Larval sea lampreys burrow into the stream bottom where they filter feed for 3-7 years before they metamorphose into a fish-eating parasite and migrate downstream to the Great Lakes. Similar to other fish species, sea lampreys are called poikilotherms in Greek which means (“cold-blooded”, and their activity level and metabolism are linked to water temperature. Researchers want to find out how this relationship works in order to improve sea lamprey management techniques.

Larval sea lamprey collection efforts for this project in 2013 focused on the Au Sable River, near Oscoda, Michigan. Service staff worked alongside researchers to collect larvae with backpack electrofishing units. The captured larvae were held in aerated tanks and transported to Hammond Bay Biological Station where they were placed in aquariums containing water that was the same temperature as their natal stream. After acclimating to the aquarium for a few days, the laboratory trials were conducted.

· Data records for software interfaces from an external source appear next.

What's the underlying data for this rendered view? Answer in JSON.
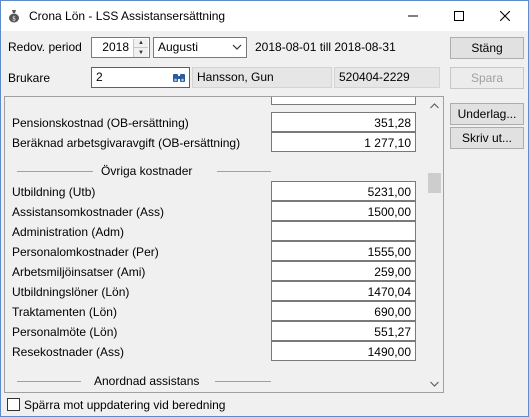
{
  "window": {
    "title": "Crona Lön - LSS Assistansersättning",
    "minimize": "—",
    "maximize": "☐",
    "close": "✕"
  },
  "period": {
    "label": "Redov. period",
    "year": "2018",
    "month": "Augusti",
    "range": "2018-08-01 till 2018-08-31"
  },
  "brukare": {
    "label": "Brukare",
    "id": "2",
    "name": "Hansson, Gun",
    "personnr": "520404-2229"
  },
  "buttons": {
    "stang": "Stäng",
    "spara": "Spara",
    "underlag": "Underlag...",
    "skriv_ut": "Skriv ut..."
  },
  "rows_top": [
    {
      "label": "Pensionskostnad (OB-ersättning)",
      "value": "351,28"
    },
    {
      "label": "Beräknad arbetsgivaravgift (OB-ersättning)",
      "value": "1 277,10"
    }
  ],
  "section_ovriga": "Övriga kostnader",
  "rows_ovriga": [
    {
      "label": "Utbildning (Utb)",
      "value": "5231,00"
    },
    {
      "label": "Assistansomkostnader (Ass)",
      "value": "1500,00"
    },
    {
      "label": "Administration (Adm)",
      "value": ""
    },
    {
      "label": "Personalomkostnader (Per)",
      "value": "1555,00"
    },
    {
      "label": "Arbetsmiljöinsatser (Ami)",
      "value": "259,00"
    },
    {
      "label": "Utbildningslöner (Lön)",
      "value": "1470,04"
    },
    {
      "label": "Traktamenten (Lön)",
      "value": "690,00"
    },
    {
      "label": "Personalmöte (Lön)",
      "value": "551,27"
    },
    {
      "label": "Resekostnader (Ass)",
      "value": "1490,00"
    }
  ],
  "section_anordnad": "Anordnad assistans",
  "checkbox_label": "Spärra mot uppdatering vid beredning"
}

The research, which is funded by the Great Lakes Fishery Commission, could have management implications for TFM applications and sea lamprey management throughout the Great Lakes. “We hope our findings assist the Service and the Department of Fisheries and Oceans Canada in applying TFM during the most optimal times depending on seasonal differences,” said Hlina. “By understanding when the optimal application periods are, financial costs associated with TFM applications will potentially be reduced, local abundance of larval sea lamprey will be reduced resulting in adult sea lamprey population reduction, and the potential affects to non-target aquatic organisms will be reduced.” The hope is that this research will help the Sea Lamprey Control Program become more efficient and effective in lampricide application aimed at controlling this devastating invasive species.

 

Established in 1955, the Commission coordinates fisheries research, controls the invasive sea lamprey, and facilitates cooperative fishery management among the state, provincial, tribal, and federal management agencies in the Great Lakes. The Service delivers an integrated Sea Lamprey Control Program which works in partnership with the GLFC to restore and protect the Great Lakes ecosystem and a fishery with an estimated annual economic impact of $7 billion.

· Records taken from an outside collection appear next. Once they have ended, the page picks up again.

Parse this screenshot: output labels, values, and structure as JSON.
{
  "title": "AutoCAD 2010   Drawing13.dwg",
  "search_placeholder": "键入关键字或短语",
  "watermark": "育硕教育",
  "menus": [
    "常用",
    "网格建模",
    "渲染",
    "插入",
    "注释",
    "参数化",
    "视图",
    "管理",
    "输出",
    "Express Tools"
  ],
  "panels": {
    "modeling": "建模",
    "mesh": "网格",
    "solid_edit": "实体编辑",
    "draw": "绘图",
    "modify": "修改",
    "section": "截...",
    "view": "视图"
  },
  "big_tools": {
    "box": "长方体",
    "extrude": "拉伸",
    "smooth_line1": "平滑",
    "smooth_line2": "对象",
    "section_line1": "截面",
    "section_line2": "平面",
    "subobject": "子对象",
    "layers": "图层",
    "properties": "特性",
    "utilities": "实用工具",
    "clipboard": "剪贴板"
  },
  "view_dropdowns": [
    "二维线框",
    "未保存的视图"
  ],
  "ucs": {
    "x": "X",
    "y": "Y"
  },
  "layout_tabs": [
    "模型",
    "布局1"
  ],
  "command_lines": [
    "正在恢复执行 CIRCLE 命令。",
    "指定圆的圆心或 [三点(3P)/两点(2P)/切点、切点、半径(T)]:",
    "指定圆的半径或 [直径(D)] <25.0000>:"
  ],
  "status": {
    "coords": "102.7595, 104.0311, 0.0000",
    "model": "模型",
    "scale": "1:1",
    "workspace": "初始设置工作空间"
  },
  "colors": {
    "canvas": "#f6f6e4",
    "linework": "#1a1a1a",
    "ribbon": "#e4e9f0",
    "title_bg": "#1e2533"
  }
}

Contact Info: Aaron Jubar, 231-845-6205 EXT 307, aaron_jubar@fws.gov